• WORK INSTRUCTION: Write the number of lines in the material below that contain "kind", with no other words.

• SOURCE INFORMATION:
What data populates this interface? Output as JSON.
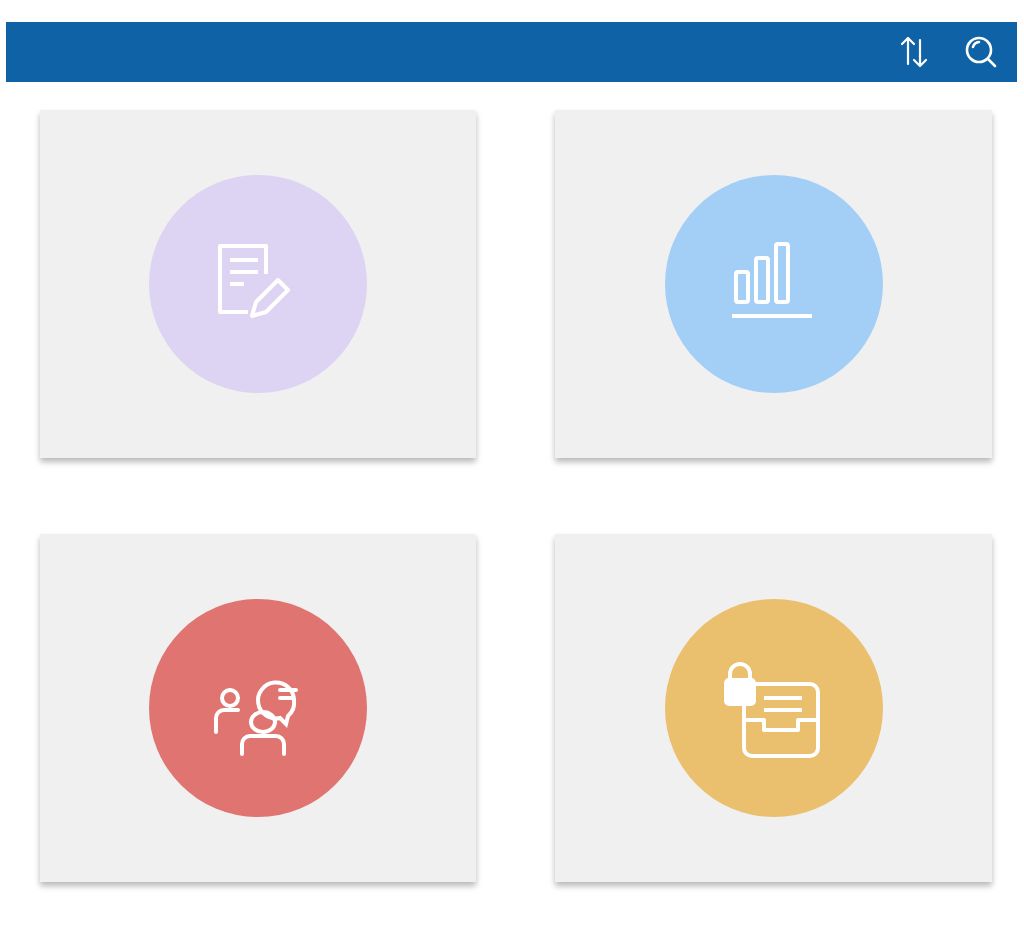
{
  "toolbar": {
    "actions": [
      {
        "kind": "sort"
      },
      {
        "kind": "search"
      }
    ]
  },
  "cards": [
    {
      "kind": "document",
      "color": "#ddd3f3"
    },
    {
      "kind": "chart",
      "color": "#a3cff7"
    },
    {
      "kind": "chat",
      "color": "#e07470"
    },
    {
      "kind": "inbox",
      "color": "#eabf6e"
    }
  ]
}
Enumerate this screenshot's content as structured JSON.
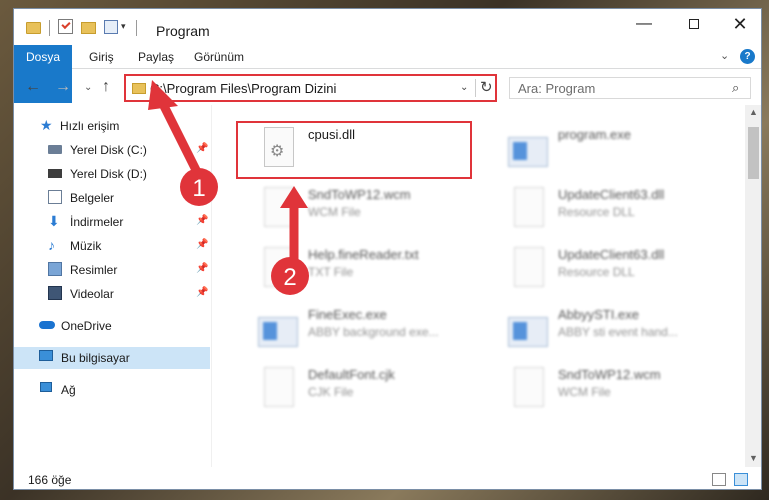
{
  "window": {
    "title": "Program",
    "minimize_glyph": "—",
    "maximize_glyph": "",
    "close_glyph": "✕"
  },
  "ribbon": {
    "tabs": [
      "Dosya",
      "Giriş",
      "Paylaş",
      "Görünüm"
    ],
    "expand_glyph": "⌄",
    "help_glyph": "?"
  },
  "nav": {
    "back_glyph": "←",
    "forward_glyph": "→",
    "recent_glyph": "⌄",
    "up_glyph": "↑"
  },
  "address": {
    "path": "C:\\Program Files\\Program Dizini",
    "dropdown_glyph": "⌄",
    "refresh_glyph": "↻"
  },
  "search": {
    "placeholder": "Ara: Program",
    "icon_glyph": "⌕"
  },
  "sidebar": {
    "pin_glyph": "📌",
    "items": [
      {
        "label": "Hızlı erişim",
        "icon": "star-icon",
        "glyph": "★"
      },
      {
        "label": "Yerel Disk (C:)",
        "icon": "disk-icon",
        "glyph": ""
      },
      {
        "label": "Yerel Disk (D:)",
        "icon": "disk-icon",
        "glyph": ""
      },
      {
        "label": "Belgeler",
        "icon": "document-icon",
        "glyph": ""
      },
      {
        "label": "İndirmeler",
        "icon": "download-icon",
        "glyph": "⬇"
      },
      {
        "label": "Müzik",
        "icon": "music-icon",
        "glyph": "♪"
      },
      {
        "label": "Resimler",
        "icon": "pictures-icon",
        "glyph": ""
      },
      {
        "label": "Videolar",
        "icon": "video-icon",
        "glyph": ""
      },
      {
        "label": "OneDrive",
        "icon": "cloud-icon",
        "glyph": ""
      },
      {
        "label": "Bu bilgisayar",
        "icon": "computer-icon",
        "glyph": ""
      },
      {
        "label": "Ağ",
        "icon": "network-icon",
        "glyph": ""
      }
    ]
  },
  "files": [
    {
      "name": "cpusi.dll",
      "type": ""
    },
    {
      "name": "program.exe",
      "type": ""
    },
    {
      "name": "SndToWP12.wcm",
      "type": "WCM File"
    },
    {
      "name": "UpdateClient63.dll",
      "type": "Resource DLL"
    },
    {
      "name": "Help.fineReader.txt",
      "type": "TXT File"
    },
    {
      "name": "UpdateClient63.dll",
      "type": "Resource DLL"
    },
    {
      "name": "FineExec.exe",
      "type": "ABBY background exe..."
    },
    {
      "name": "AbbyySTI.exe",
      "type": "ABBY sti event hand..."
    },
    {
      "name": "DefaultFont.cjk",
      "type": "CJK File"
    },
    {
      "name": "SndToWP12.wcm",
      "type": "WCM File"
    }
  ],
  "scrollbar": {
    "up_glyph": "▲",
    "down_glyph": "▼"
  },
  "status": {
    "item_count": "166 öğe"
  },
  "annotations": [
    {
      "label": "1"
    },
    {
      "label": "2"
    }
  ],
  "colors": {
    "accent": "#1979ca",
    "highlight": "#e0343a",
    "selected": "#cce4f7"
  }
}
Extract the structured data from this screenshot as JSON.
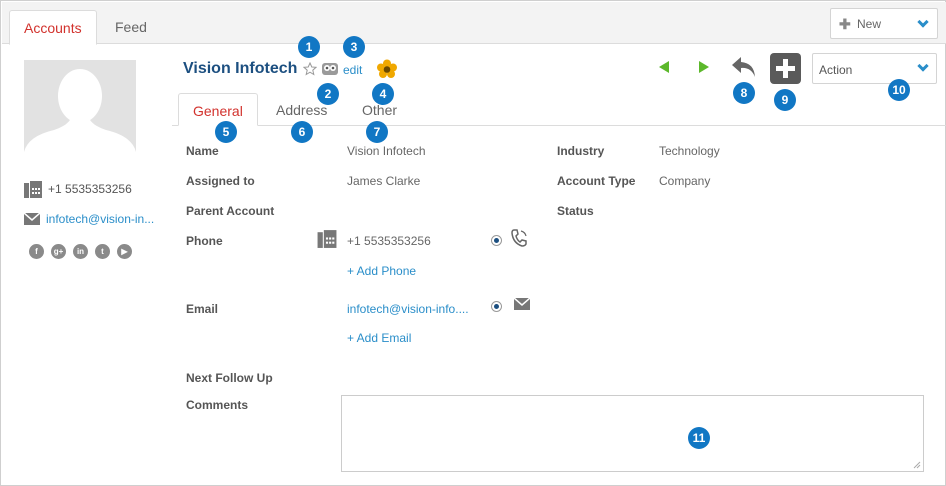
{
  "top_tabs": [
    {
      "label": "Accounts"
    },
    {
      "label": "Feed"
    }
  ],
  "new_button": {
    "label": "New"
  },
  "profile": {
    "phone": "+1 5535353256",
    "email": "infotech@vision-in..."
  },
  "social_icons": [
    "facebook-icon",
    "google-plus-icon",
    "linkedin-icon",
    "twitter-icon",
    "youtube-icon"
  ],
  "record": {
    "title": "Vision Infotech",
    "edit_label": "edit"
  },
  "action_select": {
    "label": "Action"
  },
  "sub_tabs": [
    {
      "label": "General"
    },
    {
      "label": "Address"
    },
    {
      "label": "Other"
    }
  ],
  "fields": {
    "name_label": "Name",
    "name_value": "Vision Infotech",
    "assigned_label": "Assigned to",
    "assigned_value": "James Clarke",
    "parent_label": "Parent Account",
    "phone_label": "Phone",
    "phone_value": "+1 5535353256",
    "add_phone": "+ Add Phone",
    "email_label": "Email",
    "email_value": "infotech@vision-info....",
    "add_email": "+ Add Email",
    "followup_label": "Next Follow Up",
    "comments_label": "Comments",
    "industry_label": "Industry",
    "industry_value": "Technology",
    "account_type_label": "Account Type",
    "account_type_value": "Company",
    "status_label": "Status"
  },
  "callouts": [
    "1",
    "2",
    "3",
    "4",
    "5",
    "6",
    "7",
    "8",
    "9",
    "10",
    "11"
  ],
  "colors": {
    "accent_blue": "#2a8ec9",
    "callout_blue": "#1177c4",
    "active_tab_red": "#d2322d",
    "title_navy": "#1c4f80",
    "arrow_green": "#5cb82b"
  }
}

• TASK OUTPUT: 6